§ **WORK REQUEST**
In the records that follow, locate every line with "minus" and extract it.

═════ EXTRACTED ENTRIES

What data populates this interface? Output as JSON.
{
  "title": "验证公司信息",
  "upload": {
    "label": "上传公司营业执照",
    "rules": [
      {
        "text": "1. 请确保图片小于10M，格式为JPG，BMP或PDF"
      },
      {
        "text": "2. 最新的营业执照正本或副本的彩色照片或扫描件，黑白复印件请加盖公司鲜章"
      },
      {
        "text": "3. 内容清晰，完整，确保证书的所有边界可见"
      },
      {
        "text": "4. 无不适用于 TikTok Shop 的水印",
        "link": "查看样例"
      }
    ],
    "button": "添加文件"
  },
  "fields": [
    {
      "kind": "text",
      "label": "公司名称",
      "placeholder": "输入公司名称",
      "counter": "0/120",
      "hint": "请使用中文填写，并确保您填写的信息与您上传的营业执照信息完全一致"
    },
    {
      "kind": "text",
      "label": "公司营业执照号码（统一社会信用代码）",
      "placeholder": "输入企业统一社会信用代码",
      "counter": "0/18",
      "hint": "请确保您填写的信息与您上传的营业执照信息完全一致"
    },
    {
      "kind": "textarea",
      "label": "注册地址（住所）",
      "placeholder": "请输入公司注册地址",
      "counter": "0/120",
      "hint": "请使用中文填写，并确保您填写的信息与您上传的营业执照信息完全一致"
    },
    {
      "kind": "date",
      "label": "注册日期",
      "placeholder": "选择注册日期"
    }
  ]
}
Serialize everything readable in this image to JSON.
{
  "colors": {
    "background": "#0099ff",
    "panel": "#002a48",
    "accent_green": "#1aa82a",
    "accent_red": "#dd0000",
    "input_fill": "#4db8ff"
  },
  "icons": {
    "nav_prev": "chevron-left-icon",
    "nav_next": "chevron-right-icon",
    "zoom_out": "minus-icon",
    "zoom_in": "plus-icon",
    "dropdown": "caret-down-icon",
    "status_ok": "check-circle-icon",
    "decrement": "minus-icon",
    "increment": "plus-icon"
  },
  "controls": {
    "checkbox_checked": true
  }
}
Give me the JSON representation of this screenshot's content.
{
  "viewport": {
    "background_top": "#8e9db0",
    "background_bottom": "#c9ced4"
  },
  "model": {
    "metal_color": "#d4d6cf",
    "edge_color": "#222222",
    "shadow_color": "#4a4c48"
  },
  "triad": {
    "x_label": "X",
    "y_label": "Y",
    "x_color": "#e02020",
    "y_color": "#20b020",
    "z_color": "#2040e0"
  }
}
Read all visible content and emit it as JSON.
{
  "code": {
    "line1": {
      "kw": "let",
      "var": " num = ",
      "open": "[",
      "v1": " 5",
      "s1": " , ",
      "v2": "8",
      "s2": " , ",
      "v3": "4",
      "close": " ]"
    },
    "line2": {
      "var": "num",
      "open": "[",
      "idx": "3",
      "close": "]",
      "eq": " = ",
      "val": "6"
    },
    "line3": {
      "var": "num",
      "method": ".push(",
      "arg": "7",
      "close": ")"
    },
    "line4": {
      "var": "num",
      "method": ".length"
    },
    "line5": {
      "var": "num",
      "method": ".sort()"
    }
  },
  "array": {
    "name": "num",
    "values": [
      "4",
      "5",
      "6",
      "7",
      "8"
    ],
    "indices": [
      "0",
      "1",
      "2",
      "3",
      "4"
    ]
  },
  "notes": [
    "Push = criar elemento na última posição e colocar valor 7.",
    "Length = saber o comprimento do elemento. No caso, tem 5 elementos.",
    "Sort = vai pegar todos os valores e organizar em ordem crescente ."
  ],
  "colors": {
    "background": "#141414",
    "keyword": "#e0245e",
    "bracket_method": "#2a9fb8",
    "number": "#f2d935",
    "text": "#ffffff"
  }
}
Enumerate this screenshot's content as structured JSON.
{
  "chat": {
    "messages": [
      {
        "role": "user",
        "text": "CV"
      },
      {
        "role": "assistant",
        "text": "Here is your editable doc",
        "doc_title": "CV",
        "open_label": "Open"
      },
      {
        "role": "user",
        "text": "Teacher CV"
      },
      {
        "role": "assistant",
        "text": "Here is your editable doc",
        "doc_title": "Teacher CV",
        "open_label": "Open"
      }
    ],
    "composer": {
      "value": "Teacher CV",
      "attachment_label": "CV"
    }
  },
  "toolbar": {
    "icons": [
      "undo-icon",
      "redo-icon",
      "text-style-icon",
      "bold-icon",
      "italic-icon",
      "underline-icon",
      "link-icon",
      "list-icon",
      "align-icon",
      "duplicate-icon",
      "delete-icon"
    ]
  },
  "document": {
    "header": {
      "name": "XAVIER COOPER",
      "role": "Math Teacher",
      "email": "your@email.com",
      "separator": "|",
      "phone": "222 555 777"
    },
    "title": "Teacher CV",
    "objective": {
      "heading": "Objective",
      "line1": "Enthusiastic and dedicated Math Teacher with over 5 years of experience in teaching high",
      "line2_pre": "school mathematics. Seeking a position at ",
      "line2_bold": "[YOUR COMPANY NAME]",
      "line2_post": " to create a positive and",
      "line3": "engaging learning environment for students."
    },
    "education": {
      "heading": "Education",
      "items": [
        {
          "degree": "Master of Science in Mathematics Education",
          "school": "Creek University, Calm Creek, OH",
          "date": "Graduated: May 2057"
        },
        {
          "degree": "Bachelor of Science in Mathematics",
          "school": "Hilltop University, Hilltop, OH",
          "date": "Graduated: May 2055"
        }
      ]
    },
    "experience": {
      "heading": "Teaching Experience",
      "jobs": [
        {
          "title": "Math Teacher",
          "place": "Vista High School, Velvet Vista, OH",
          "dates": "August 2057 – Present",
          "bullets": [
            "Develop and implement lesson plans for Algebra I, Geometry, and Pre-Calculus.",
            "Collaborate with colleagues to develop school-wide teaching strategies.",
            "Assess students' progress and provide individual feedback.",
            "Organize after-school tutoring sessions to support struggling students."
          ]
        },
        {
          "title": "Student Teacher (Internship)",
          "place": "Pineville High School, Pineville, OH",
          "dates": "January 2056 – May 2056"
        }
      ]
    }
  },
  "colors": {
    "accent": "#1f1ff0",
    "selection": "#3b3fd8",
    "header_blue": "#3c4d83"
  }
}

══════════

§ **EXERCISE SOLUTION**
    "zoom_out": "minus-icon",
    "decrement": "minus-icon",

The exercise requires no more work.